Start of Block
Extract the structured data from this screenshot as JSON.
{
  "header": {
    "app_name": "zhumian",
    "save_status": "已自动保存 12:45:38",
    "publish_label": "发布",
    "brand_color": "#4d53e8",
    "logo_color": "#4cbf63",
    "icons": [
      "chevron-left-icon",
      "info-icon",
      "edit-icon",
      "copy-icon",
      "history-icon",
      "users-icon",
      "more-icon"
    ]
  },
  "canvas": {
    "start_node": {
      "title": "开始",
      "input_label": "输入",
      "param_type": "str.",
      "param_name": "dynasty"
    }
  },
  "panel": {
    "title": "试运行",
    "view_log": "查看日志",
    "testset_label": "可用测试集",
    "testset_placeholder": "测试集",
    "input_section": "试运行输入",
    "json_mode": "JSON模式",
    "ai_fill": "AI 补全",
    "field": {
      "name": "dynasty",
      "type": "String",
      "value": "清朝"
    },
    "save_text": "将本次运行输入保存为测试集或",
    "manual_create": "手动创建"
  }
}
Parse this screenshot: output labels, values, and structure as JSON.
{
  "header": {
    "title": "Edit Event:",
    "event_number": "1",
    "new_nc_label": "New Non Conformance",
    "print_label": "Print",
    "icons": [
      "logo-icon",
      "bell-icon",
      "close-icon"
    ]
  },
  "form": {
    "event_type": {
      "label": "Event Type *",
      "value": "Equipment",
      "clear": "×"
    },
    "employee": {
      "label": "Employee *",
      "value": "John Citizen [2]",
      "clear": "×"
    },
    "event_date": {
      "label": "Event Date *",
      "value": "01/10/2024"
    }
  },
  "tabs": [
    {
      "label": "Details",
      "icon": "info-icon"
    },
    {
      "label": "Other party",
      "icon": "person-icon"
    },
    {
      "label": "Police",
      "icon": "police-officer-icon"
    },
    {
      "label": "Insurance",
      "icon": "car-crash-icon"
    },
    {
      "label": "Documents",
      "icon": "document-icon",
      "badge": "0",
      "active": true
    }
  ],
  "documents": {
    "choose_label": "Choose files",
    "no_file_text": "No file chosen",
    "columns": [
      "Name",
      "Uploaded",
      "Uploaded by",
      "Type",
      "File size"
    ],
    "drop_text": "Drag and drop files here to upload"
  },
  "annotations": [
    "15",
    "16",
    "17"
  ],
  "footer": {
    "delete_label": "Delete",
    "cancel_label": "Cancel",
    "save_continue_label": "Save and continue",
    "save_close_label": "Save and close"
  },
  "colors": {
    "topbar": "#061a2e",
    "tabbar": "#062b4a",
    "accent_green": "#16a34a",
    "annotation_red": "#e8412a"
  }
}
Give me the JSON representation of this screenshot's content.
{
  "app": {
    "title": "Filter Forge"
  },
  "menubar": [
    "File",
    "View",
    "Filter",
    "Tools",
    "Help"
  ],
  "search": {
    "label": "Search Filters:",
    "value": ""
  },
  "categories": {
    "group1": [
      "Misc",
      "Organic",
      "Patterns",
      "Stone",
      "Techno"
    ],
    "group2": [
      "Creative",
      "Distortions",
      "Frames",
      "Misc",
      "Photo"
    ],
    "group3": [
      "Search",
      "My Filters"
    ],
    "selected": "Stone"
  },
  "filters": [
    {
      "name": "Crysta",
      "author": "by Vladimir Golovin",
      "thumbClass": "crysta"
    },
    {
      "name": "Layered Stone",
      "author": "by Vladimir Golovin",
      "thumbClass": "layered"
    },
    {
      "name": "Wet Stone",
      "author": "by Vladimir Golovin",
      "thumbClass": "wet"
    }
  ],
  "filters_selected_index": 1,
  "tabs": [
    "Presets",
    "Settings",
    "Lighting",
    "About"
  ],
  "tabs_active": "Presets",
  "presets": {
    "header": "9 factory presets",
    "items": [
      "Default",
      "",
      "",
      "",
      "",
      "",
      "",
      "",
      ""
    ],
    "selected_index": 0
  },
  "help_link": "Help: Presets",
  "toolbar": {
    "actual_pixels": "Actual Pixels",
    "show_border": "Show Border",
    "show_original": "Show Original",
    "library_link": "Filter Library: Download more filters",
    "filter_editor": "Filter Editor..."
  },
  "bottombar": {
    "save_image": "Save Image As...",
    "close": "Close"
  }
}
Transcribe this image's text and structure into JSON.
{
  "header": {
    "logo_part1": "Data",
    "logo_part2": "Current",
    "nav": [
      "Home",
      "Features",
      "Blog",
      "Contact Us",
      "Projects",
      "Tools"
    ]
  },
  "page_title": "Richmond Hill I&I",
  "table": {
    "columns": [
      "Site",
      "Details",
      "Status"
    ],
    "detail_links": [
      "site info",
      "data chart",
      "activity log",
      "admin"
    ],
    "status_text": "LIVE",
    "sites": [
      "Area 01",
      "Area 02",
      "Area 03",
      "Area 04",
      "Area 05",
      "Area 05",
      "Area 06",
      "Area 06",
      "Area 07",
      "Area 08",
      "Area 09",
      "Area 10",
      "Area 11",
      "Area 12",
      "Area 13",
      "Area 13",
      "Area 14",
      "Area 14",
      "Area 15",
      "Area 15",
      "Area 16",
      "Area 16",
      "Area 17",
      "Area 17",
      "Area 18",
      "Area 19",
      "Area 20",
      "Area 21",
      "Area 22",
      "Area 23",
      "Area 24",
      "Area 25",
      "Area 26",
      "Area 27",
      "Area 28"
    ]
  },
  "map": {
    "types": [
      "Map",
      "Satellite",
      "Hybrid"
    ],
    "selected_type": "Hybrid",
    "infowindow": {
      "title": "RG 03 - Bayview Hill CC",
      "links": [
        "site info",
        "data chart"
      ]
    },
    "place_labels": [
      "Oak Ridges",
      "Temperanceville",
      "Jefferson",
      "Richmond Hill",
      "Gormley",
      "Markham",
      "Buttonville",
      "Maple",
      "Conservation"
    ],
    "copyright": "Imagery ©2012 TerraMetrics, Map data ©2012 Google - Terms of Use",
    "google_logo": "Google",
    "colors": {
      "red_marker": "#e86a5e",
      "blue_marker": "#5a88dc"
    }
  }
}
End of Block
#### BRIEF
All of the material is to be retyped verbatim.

#### OUTPUT OF THE EXERCISE
Extract the structured data from this screenshot as JSON.
{
  "header": {
    "app_name": "zhumian",
    "save_status": "已自动保存 12:45:38",
    "publish_label": "发布",
    "brand_color": "#4d53e8",
    "logo_color": "#4cbf63",
    "icons": [
      "chevron-left-icon",
      "info-icon",
      "edit-icon",
      "copy-icon",
      "history-icon",
      "users-icon",
      "more-icon"
    ]
  },
  "canvas": {
    "start_node": {
      "title": "开始",
      "input_label": "输入",
      "param_type": "str.",
      "param_name": "dynasty"
    }
  },
  "panel": {
    "title": "试运行",
    "view_log": "查看日志",
    "testset_label": "可用测试集",
    "testset_placeholder": "测试集",
    "input_section": "试运行输入",
    "json_mode": "JSON模式",
    "ai_fill": "AI 补全",
    "field": {
      "name": "dynasty",
      "type": "String",
      "value": "清朝"
    },
    "save_text": "将本次运行输入保存为测试集或",
    "manual_create": "手动创建"
  }
}
Parse this screenshot: output labels, values, and structure as JSON.
{
  "header": {
    "title": "Edit Event:",
    "event_number": "1",
    "new_nc_label": "New Non Conformance",
    "print_label": "Print",
    "icons": [
      "logo-icon",
      "bell-icon",
      "close-icon"
    ]
  },
  "form": {
    "event_type": {
      "label": "Event Type *",
      "value": "Equipment",
      "clear": "×"
    },
    "employee": {
      "label": "Employee *",
      "value": "John Citizen [2]",
      "clear": "×"
    },
    "event_date": {
      "label": "Event Date *",
      "value": "01/10/2024"
    }
  },
  "tabs": [
    {
      "label": "Details",
      "icon": "info-icon"
    },
    {
      "label": "Other party",
      "icon": "person-icon"
    },
    {
      "label": "Police",
      "icon": "police-officer-icon"
    },
    {
      "label": "Insurance",
      "icon": "car-crash-icon"
    },
    {
      "label": "Documents",
      "icon": "document-icon",
      "badge": "0",
      "active": true
    }
  ],
  "documents": {
    "choose_label": "Choose files",
    "no_file_text": "No file chosen",
    "columns": [
      "Name",
      "Uploaded",
      "Uploaded by",
      "Type",
      "File size"
    ],
    "drop_text": "Drag and drop files here to upload"
  },
  "annotations": [
    "15",
    "16",
    "17"
  ],
  "footer": {
    "delete_label": "Delete",
    "cancel_label": "Cancel",
    "save_continue_label": "Save and continue",
    "save_close_label": "Save and close"
  },
  "colors": {
    "topbar": "#061a2e",
    "tabbar": "#062b4a",
    "accent_green": "#16a34a",
    "annotation_red": "#e8412a"
  }
}
Give me the JSON representation of this screenshot's content.
{
  "app": {
    "title": "Filter Forge"
  },
  "menubar": [
    "File",
    "View",
    "Filter",
    "Tools",
    "Help"
  ],
  "search": {
    "label": "Search Filters:",
    "value": ""
  },
  "categories": {
    "group1": [
      "Misc",
      "Organic",
      "Patterns",
      "Stone",
      "Techno"
    ],
    "group2": [
      "Creative",
      "Distortions",
      "Frames",
      "Misc",
      "Photo"
    ],
    "group3": [
      "Search",
      "My Filters"
    ],
    "selected": "Stone"
  },
  "filters": [
    {
      "name": "Crysta",
      "author": "by Vladimir Golovin",
      "thumbClass": "crysta"
    },
    {
      "name": "Layered Stone",
      "author": "by Vladimir Golovin",
      "thumbClass": "layered"
    },
    {
      "name": "Wet Stone",
      "author": "by Vladimir Golovin",
      "thumbClass": "wet"
    }
  ],
  "filters_selected_index": 1,
  "tabs": [
    "Presets",
    "Settings",
    "Lighting",
    "About"
  ],
  "tabs_active": "Presets",
  "presets": {
    "header": "9 factory presets",
    "items": [
      "Default",
      "",
      "",
      "",
      "",
      "",
      "",
      "",
      ""
    ],
    "selected_index": 0
  },
  "help_link": "Help: Presets",
  "toolbar": {
    "actual_pixels": "Actual Pixels",
    "show_border": "Show Border",
    "show_original": "Show Original",
    "library_link": "Filter Library: Download more filters",
    "filter_editor": "Filter Editor..."
  },
  "bottombar": {
    "save_image": "Save Image As...",
    "close": "Close"
  }
}
Transcribe this image's text and structure into JSON.
{
  "header": {
    "logo_part1": "Data",
    "logo_part2": "Current",
    "nav": [
      "Home",
      "Features",
      "Blog",
      "Contact Us",
      "Projects",
      "Tools"
    ]
  },
  "page_title": "Richmond Hill I&I",
  "table": {
    "columns": [
      "Site",
      "Details",
      "Status"
    ],
    "detail_links": [
      "site info",
      "data chart",
      "activity log",
      "admin"
    ],
    "status_text": "LIVE",
    "sites": [
      "Area 01",
      "Area 02",
      "Area 03",
      "Area 04",
      "Area 05",
      "Area 05",
      "Area 06",
      "Area 06",
      "Area 07",
      "Area 08",
      "Area 09",
      "Area 10",
      "Area 11",
      "Area 12",
      "Area 13",
      "Area 13",
      "Area 14",
      "Area 14",
      "Area 15",
      "Area 15",
      "Area 16",
      "Area 16",
      "Area 17",
      "Area 17",
      "Area 18",
      "Area 19",
      "Area 20",
      "Area 21",
      "Area 22",
      "Area 23",
      "Area 24",
      "Area 25",
      "Area 26",
      "Area 27",
      "Area 28"
    ]
  },
  "map": {
    "types": [
      "Map",
      "Satellite",
      "Hybrid"
    ],
    "selected_type": "Hybrid",
    "infowindow": {
      "title": "RG 03 - Bayview Hill CC",
      "links": [
        "site info",
        "data chart"
      ]
    },
    "place_labels": [
      "Oak Ridges",
      "Temperanceville",
      "Jefferson",
      "Richmond Hill",
      "Gormley",
      "Markham",
      "Buttonville",
      "Maple",
      "Conservation"
    ],
    "copyright": "Imagery ©2012 TerraMetrics, Map data ©2012 Google - Terms of Use",
    "google_logo": "Google",
    "colors": {
      "red_marker": "#e86a5e",
      "blue_marker": "#5a88dc"
    }
  }
}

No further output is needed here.